After two rounds of chemotherapy and a round of radiation, Rachel underwent CAR-T therapy, a form of immunotherapy that uses specially altered T cells—found in your blood—to fight cancer, at the University of Nebraska Medical Center (UNMC). She spent four weeks at UNMC before her doctors referred Rachel to Madonna for two weeks of rehabilitation.
“They decided, and they were right, that I needed some rehab,” Rachel said. “Because I didn’t want to come here. I thought I should just go home and enough said.”
What Rachel learned, though, is that her body wasn’t quite ready to return home. She needed to gain strength, regain balance and stamina and improve her confidence. By working closely with physical and speech therapists, Rachel was able to strengthen her vocal cords which had been impacted by her radiation, in addition to improving her balance, ability to navigate steps and stamina to walk.
“I can see a difference in my walking, my getting dressed, just everything is different,” Rachel said. “I’ve improved so much.”
Rachel’s lymphoma is believed to have stemmed from her time stationed at Camp Lejeune Marine Corps base in North Carolina in the mid to late 1970s. During that time, there was a serious water contamination problem at the base. The CDC has since determined a number of debilitating conditions have been linked to the contamination—including Parkinson’s disease, ALS and several types of cancer including non-Hodgkin’s lymphoma.
“They were dumping everything into the water supply. So I lived there, I worked there, I drank the water, showered, etc., so I was exposed to all of that,” Rachel said.
Following her service in the Navy, Rachel went on to work as a nurse, most recently at a nursing home in Columbus, Nebraska. While she admitted it has been difficult at times to experience others caring for her instead of her caring for others, she said she’s appreciated the work her nurses have done.
She’s also learned through rehabilitation, and through Madonna’s cancer education class called “Resilience,” that it’s okay to voice her needs.
“I have to learn to speak up and not think that I am mooching off people, and if they want to help to let them help because this is important to them,” she said. “When people offer to help, they don't know what you need so you have got to tell them.

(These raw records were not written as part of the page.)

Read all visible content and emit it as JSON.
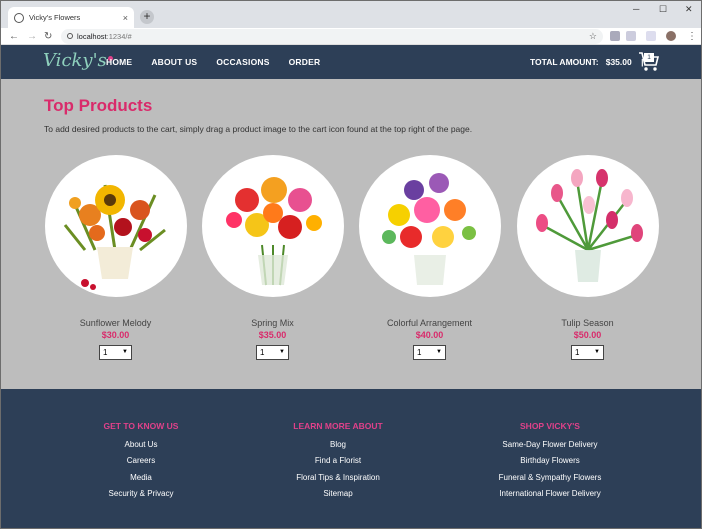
{
  "browser": {
    "tab_title": "Vicky's Flowers",
    "tab_close": "×",
    "new_tab": "+",
    "url_host": "localhost",
    "url_rest": ":1234/#",
    "controls": {
      "back": "←",
      "forward": "→",
      "reload": "↻",
      "minimize": "─",
      "maximize": "☐",
      "close": "✕",
      "star": "☆",
      "menu": "⋮"
    }
  },
  "header": {
    "logo": "Vicky's",
    "nav": [
      "HOME",
      "ABOUT US",
      "OCCASIONS",
      "ORDER"
    ],
    "total_label": "TOTAL AMOUNT:",
    "total_value": "$35.00",
    "separator": "|",
    "cart_count": "1"
  },
  "main": {
    "title": "Top Products",
    "description": "To add desired products to the cart, simply drag a product image to the cart icon found at the top right of the page.",
    "products": [
      {
        "name": "Sunflower Melody",
        "price": "$30.00",
        "qty": "1"
      },
      {
        "name": "Spring Mix",
        "price": "$35.00",
        "qty": "1"
      },
      {
        "name": "Colorful Arrangement",
        "price": "$40.00",
        "qty": "1"
      },
      {
        "name": "Tulip Season",
        "price": "$50.00",
        "qty": "1"
      }
    ]
  },
  "footer": {
    "columns": [
      {
        "heading": "GET TO KNOW US",
        "links": [
          "About Us",
          "Careers",
          "Media",
          "Security & Privacy"
        ]
      },
      {
        "heading": "LEARN MORE ABOUT",
        "links": [
          "Blog",
          "Find a Florist",
          "Floral Tips & Inspiration",
          "Sitemap"
        ]
      },
      {
        "heading": "SHOP VICKY'S",
        "links": [
          "Same-Day Flower Delivery",
          "Birthday Flowers",
          "Funeral & Sympathy Flowers",
          "International Flower Delivery"
        ]
      }
    ]
  },
  "colors": {
    "header_bg": "#2d3f57",
    "accent_pink": "#d92b6b",
    "content_bg": "#bdbdbd",
    "logo_green": "#8fd1bd"
  }
}
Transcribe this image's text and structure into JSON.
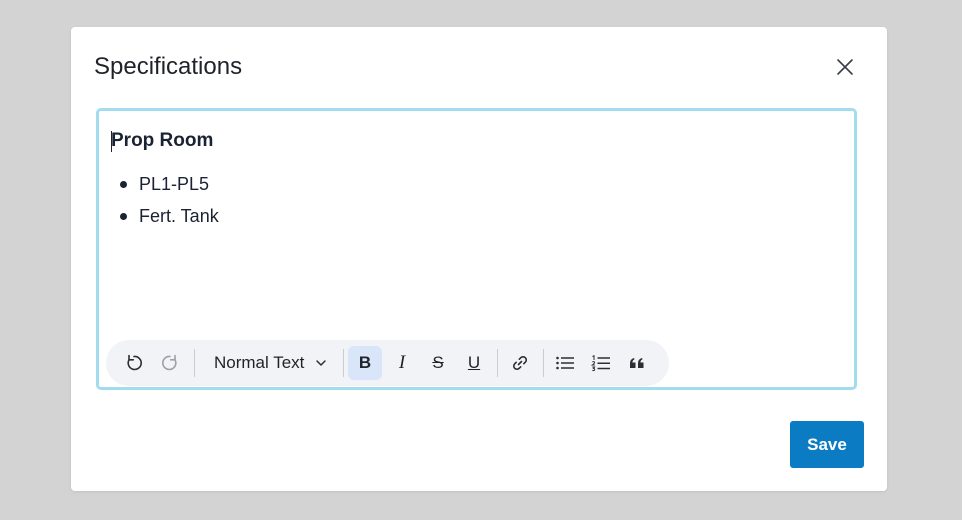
{
  "modal": {
    "title": "Specifications",
    "close_icon": "close-icon"
  },
  "editor": {
    "heading": "Prop Room",
    "bullets": [
      "PL1-PL5",
      "Fert. Tank"
    ],
    "border_color": "#a4dcef"
  },
  "toolbar": {
    "undo_icon": "undo-icon",
    "redo_icon": "redo-icon",
    "block_type": "Normal Text",
    "bold_label": "B",
    "italic_label": "I",
    "strike_label": "S",
    "underline_label": "U",
    "link_icon": "link-icon",
    "bullet_list_icon": "bullet-list-icon",
    "ordered_list_icon": "ordered-list-icon",
    "quote_icon": "quote-icon",
    "active": "bold"
  },
  "footer": {
    "save_label": "Save",
    "save_color": "#0b7cc4"
  }
}
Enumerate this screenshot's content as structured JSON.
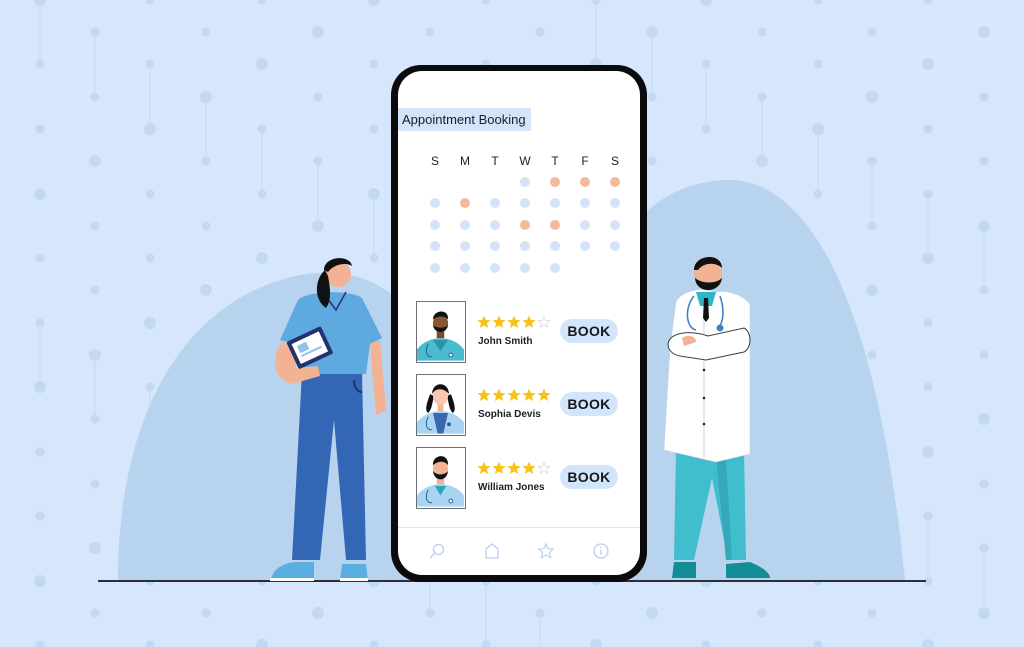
{
  "screen": {
    "title": "Appointment Booking",
    "calendar": {
      "weekdays": [
        "S",
        "M",
        "T",
        "W",
        "T",
        "F",
        "S"
      ],
      "weeks": [
        [
          "empty",
          "empty",
          "empty",
          "blue",
          "orange",
          "orange",
          "orange"
        ],
        [
          "blue",
          "orange",
          "blue",
          "blue",
          "blue",
          "blue",
          "blue"
        ],
        [
          "blue",
          "blue",
          "blue",
          "orange",
          "orange",
          "blue",
          "blue"
        ],
        [
          "blue",
          "blue",
          "blue",
          "blue",
          "blue",
          "blue",
          "blue"
        ],
        [
          "blue",
          "blue",
          "blue",
          "blue",
          "blue",
          "empty",
          "empty"
        ]
      ]
    },
    "doctors": [
      {
        "name": "John Smith",
        "rating": 4,
        "max_rating": 5,
        "book_label": "BOOK",
        "avatar": "male-doctor-scrubs-avatar"
      },
      {
        "name": "Sophia Devis",
        "rating": 5,
        "max_rating": 5,
        "book_label": "BOOK",
        "avatar": "female-doctor-avatar"
      },
      {
        "name": "William Jones",
        "rating": 4,
        "max_rating": 5,
        "book_label": "BOOK",
        "avatar": "male-doctor-coat-avatar"
      }
    ],
    "bottom_nav": [
      {
        "name": "search",
        "icon": "search-icon"
      },
      {
        "name": "home",
        "icon": "home-icon"
      },
      {
        "name": "favorites",
        "icon": "star-icon"
      },
      {
        "name": "info",
        "icon": "info-icon"
      }
    ]
  },
  "colors": {
    "background": "#D6E6FC",
    "hill": "#B8D3EE",
    "available_day": "#D4E3FA",
    "booked_day": "#F4B99A",
    "button": "#D3E5FB",
    "star_filled": "#F7C21A",
    "nav_icon": "#B9CDEE"
  },
  "illustration": {
    "left_figure": "nurse-with-clipboard",
    "right_figure": "doctor-arms-crossed"
  }
}
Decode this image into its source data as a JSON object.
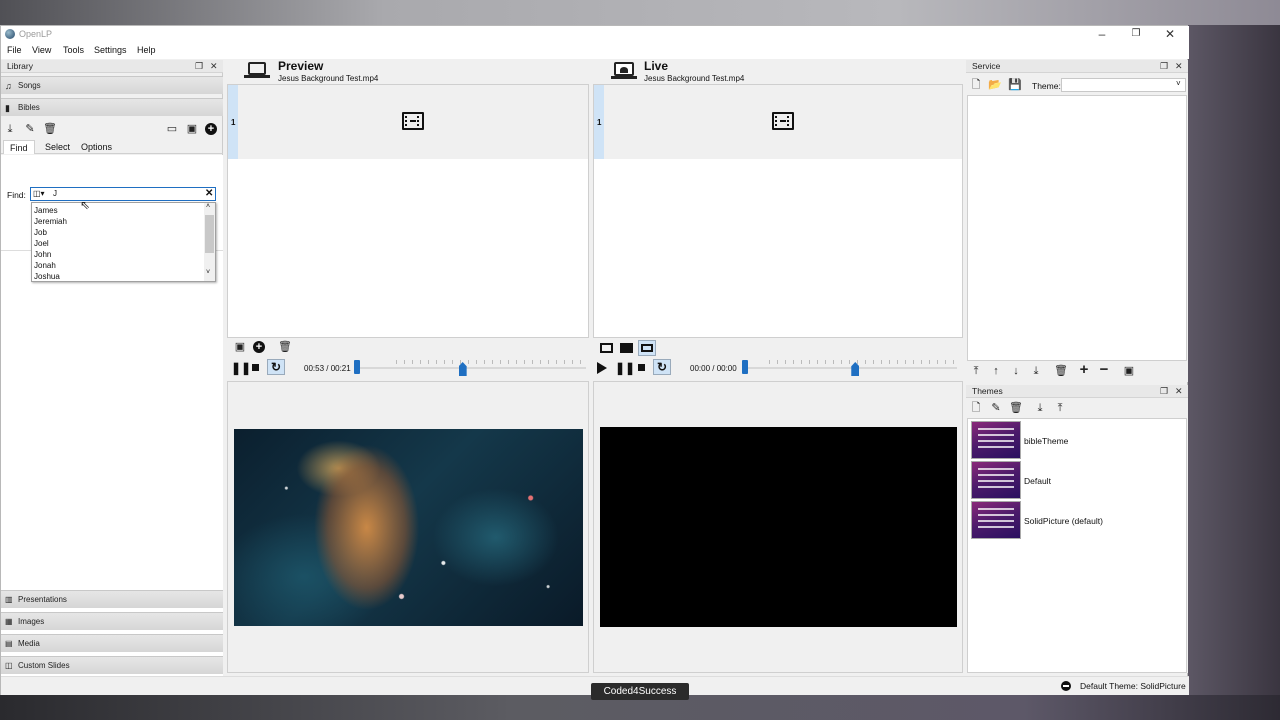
{
  "window": {
    "title": "OpenLP"
  },
  "menu": [
    "File",
    "View",
    "Tools",
    "Settings",
    "Help"
  ],
  "library": {
    "title": "Library",
    "items_top": [
      {
        "label": "Songs",
        "icon": "music-note-icon"
      },
      {
        "label": "Bibles",
        "icon": "book-icon"
      }
    ],
    "tabs": [
      "Find",
      "Select",
      "Options"
    ],
    "find_label": "Find:",
    "find_value": "J",
    "suggestions": [
      "James",
      "Jeremiah",
      "Job",
      "Joel",
      "John",
      "Jonah",
      "Joshua"
    ],
    "items_bottom": [
      {
        "label": "Presentations",
        "icon": "chart-icon"
      },
      {
        "label": "Images",
        "icon": "image-icon"
      },
      {
        "label": "Media",
        "icon": "media-icon"
      },
      {
        "label": "Custom Slides",
        "icon": "slides-icon"
      }
    ]
  },
  "preview": {
    "title": "Preview",
    "subtitle": "Jesus Background Test.mp4",
    "slide_number": "1",
    "time": "00:53 / 00:21",
    "progress": 0.0,
    "volume": 0.72
  },
  "live": {
    "title": "Live",
    "subtitle": "Jesus Background Test.mp4",
    "slide_number": "1",
    "time": "00:00 / 00:00",
    "progress": 0.0,
    "volume": 0.72
  },
  "service": {
    "title": "Service",
    "theme_label": "Theme:",
    "theme_value": ""
  },
  "themes": {
    "title": "Themes",
    "items": [
      "bibleTheme",
      "Default",
      "SolidPicture (default)"
    ]
  },
  "status": {
    "default_theme": "Default Theme: SolidPicture"
  },
  "watermark": "Coded4Success",
  "colors": {
    "accent": "#1f6fc2",
    "slide_selected": "#cfe3f6"
  }
}
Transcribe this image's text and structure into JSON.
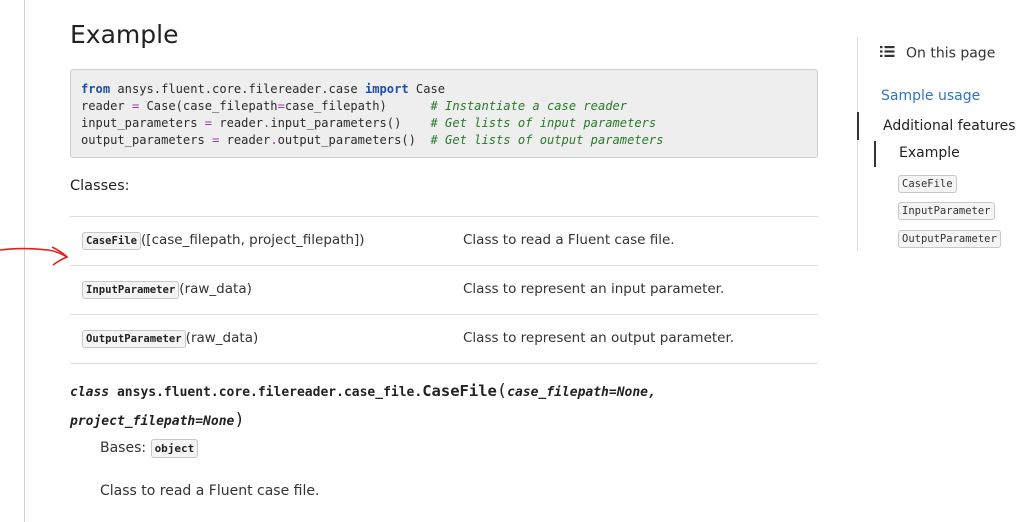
{
  "title": "Example",
  "code": {
    "line1": {
      "kw1": "from",
      "mod": " ansys.fluent.core.filereader.case ",
      "kw2": "import",
      "rest": " Case"
    },
    "line2": {
      "a": "reader ",
      "eq": "=",
      "b": " Case(case_filepath",
      "eq2": "=",
      "c": "case_filepath)      ",
      "comment": "# Instantiate a case reader"
    },
    "line3": {
      "a": "input_parameters ",
      "eq": "=",
      "b": " reader",
      "dot": ".",
      "c": "input_parameters()    ",
      "comment": "# Get lists of input parameters"
    },
    "line4": {
      "a": "output_parameters ",
      "eq": "=",
      "b": " reader",
      "dot": ".",
      "c": "output_parameters()  ",
      "comment": "# Get lists of output parameters"
    }
  },
  "classes_heading": "Classes:",
  "classes": [
    {
      "name": "CaseFile",
      "args": "([case_filepath, project_filepath])",
      "desc": "Class to read a Fluent case file."
    },
    {
      "name": "InputParameter",
      "args": "(raw_data)",
      "desc": "Class to represent an input parameter."
    },
    {
      "name": "OutputParameter",
      "args": "(raw_data)",
      "desc": "Class to represent an output parameter."
    }
  ],
  "signature": {
    "prefix": "class",
    "module": " ansys.fluent.core.filereader.case_file.",
    "name": "CaseFile",
    "open": "(",
    "param1": "case_filepath=None,",
    "param2": "project_filepath=None",
    "close": ")"
  },
  "bases_label": "Bases:",
  "bases_value": "object",
  "class_doc": "Class to read a Fluent case file.",
  "toc": {
    "header": "On this page",
    "icon": "list-icon",
    "items": [
      {
        "label": "Sample usage"
      },
      {
        "label": "Additional features"
      },
      {
        "label": "Example"
      }
    ],
    "code_items": [
      "CaseFile",
      "InputParameter",
      "OutputParameter"
    ]
  },
  "colors": {
    "link": "#2e74c4",
    "keyword": "#1f4fa8",
    "comment": "#2a7a2a",
    "annotation": "#e02020"
  }
}
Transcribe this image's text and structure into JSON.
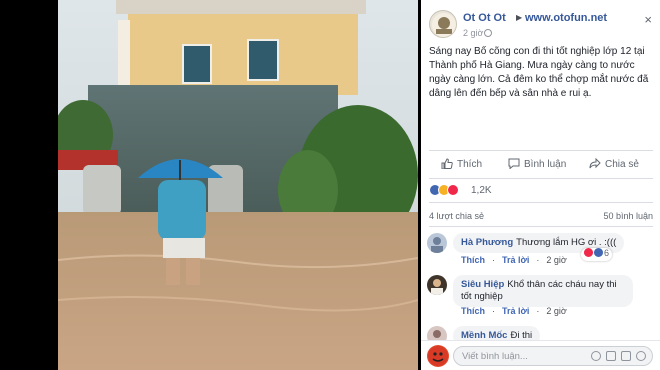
{
  "post": {
    "author": "Ot Ot Ot",
    "arrow": "▶",
    "page": "www.otofun.net",
    "time": "2 giờ",
    "text": "Sáng nay Bố cõng con đi thi tốt nghiệp lớp 12 tại Thành phố Hà Giang. Mưa ngày càng to nước ngày càng lớn. Cả đêm ko thể chợp mắt nước đã dâng lên đến bếp và sân nhà e rui ạ.",
    "close": "×"
  },
  "actions": {
    "like": "Thích",
    "comment": "Bình luận",
    "share": "Chia sẻ"
  },
  "reactions": {
    "count": "1,2K",
    "colors": [
      "#4267b2",
      "#f7b125",
      "#f0284a"
    ]
  },
  "stats": {
    "shares": "4 lượt chia sẻ",
    "comments": "50 bình luận"
  },
  "comments": [
    {
      "name": "Hà Phương",
      "text": "Thương lắm HG ơi . :(((",
      "like": "Thích",
      "reply": "Trả lời",
      "time": "2 giờ",
      "reaction_count": "6"
    },
    {
      "name": "Siêu Hiệp",
      "text": "Khổ thân các cháu nay thi tốt nghiệp",
      "like": "Thích",
      "reply": "Trả lời",
      "time": "2 giờ"
    },
    {
      "name": "Mềnh Mốc",
      "text": "Đi thi"
    }
  ],
  "composer": {
    "placeholder": "Viết bình luận..."
  }
}
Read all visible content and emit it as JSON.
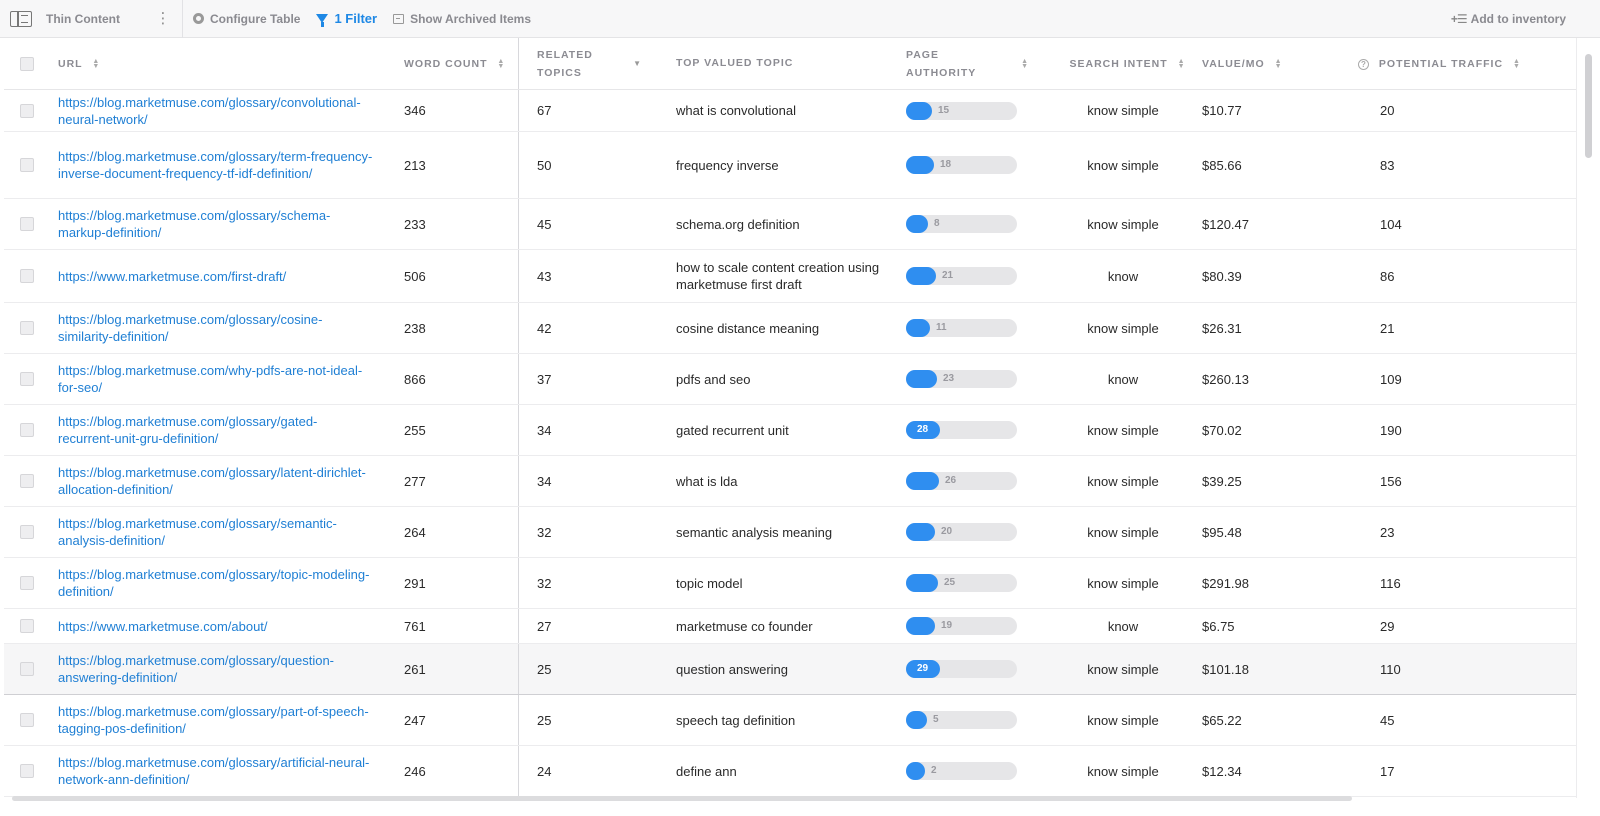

“It’s been a great improvement, I’m glad I came to Madonna.”
In early November, Rachel was happy to share with her Madonna family that a recent PET scan showed that she was cancer free.